▶ **Exercise directions**:
Could each record be written out again exactly as it stands?
##########
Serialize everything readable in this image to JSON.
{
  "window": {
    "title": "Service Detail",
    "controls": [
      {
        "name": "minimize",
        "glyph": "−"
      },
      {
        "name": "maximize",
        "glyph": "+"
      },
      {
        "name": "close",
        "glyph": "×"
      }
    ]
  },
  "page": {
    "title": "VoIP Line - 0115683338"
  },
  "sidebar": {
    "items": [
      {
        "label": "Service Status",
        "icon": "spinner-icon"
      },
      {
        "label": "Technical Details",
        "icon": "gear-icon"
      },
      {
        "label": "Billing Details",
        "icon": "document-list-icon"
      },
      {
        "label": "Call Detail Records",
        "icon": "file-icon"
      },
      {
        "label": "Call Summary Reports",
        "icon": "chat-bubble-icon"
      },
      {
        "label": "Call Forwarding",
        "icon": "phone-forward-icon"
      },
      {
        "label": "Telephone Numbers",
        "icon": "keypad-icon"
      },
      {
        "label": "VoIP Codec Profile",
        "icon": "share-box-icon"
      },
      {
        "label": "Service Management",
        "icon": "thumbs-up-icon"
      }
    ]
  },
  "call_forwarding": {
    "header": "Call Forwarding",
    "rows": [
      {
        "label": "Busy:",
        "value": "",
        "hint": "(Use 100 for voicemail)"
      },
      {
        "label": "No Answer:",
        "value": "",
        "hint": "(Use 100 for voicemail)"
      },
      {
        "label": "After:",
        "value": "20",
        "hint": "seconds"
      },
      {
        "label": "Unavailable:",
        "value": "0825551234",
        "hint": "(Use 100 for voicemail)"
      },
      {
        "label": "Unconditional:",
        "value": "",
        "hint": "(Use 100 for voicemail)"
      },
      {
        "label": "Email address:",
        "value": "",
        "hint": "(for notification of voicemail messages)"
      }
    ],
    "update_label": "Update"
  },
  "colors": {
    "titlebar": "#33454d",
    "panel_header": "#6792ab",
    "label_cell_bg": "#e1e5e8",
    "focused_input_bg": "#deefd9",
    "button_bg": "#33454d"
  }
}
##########
▶ **Result for this task**:
Serialize everything readable in this image to JSON.
{
  "window": {
    "title": "Service Detail",
    "controls": [
      {
        "name": "minimize",
        "glyph": "−"
      },
      {
        "name": "maximize",
        "glyph": "+"
      },
      {
        "name": "close",
        "glyph": "×"
      }
    ]
  },
  "page": {
    "title": "VoIP Line - 0115683338"
  },
  "sidebar": {
    "items": [
      {
        "label": "Service Status",
        "icon": "spinner-icon"
      },
      {
        "label": "Technical Details",
        "icon": "gear-icon"
      },
      {
        "label": "Billing Details",
        "icon": "document-list-icon"
      },
      {
        "label": "Call Detail Records",
        "icon": "file-icon"
      },
      {
        "label": "Call Summary Reports",
        "icon": "chat-bubble-icon"
      },
      {
        "label": "Call Forwarding",
        "icon": "phone-forward-icon"
      },
      {
        "label": "Telephone Numbers",
        "icon": "keypad-icon"
      },
      {
        "label": "VoIP Codec Profile",
        "icon": "share-box-icon"
      },
      {
        "label": "Service Management",
        "icon": "thumbs-up-icon"
      }
    ]
  },
  "call_forwarding": {
    "header": "Call Forwarding",
    "rows": [
      {
        "label": "Busy:",
        "value": "",
        "hint": "(Use 100 for voicemail)"
      },
      {
        "label": "No Answer:",
        "value": "",
        "hint": "(Use 100 for voicemail)"
      },
      {
        "label": "After:",
        "value": "20",
        "hint": "seconds"
      },
      {
        "label": "Unavailable:",
        "value": "0825551234",
        "hint": "(Use 100 for voicemail)"
      },
      {
        "label": "Unconditional:",
        "value": "",
        "hint": "(Use 100 for voicemail)"
      },
      {
        "label": "Email address:",
        "value": "",
        "hint": "(for notification of voicemail messages)"
      }
    ],
    "update_label": "Update"
  },
  "colors": {
    "titlebar": "#33454d",
    "panel_header": "#6792ab",
    "label_cell_bg": "#e1e5e8",
    "focused_input_bg": "#deefd9",
    "button_bg": "#33454d"
  }
}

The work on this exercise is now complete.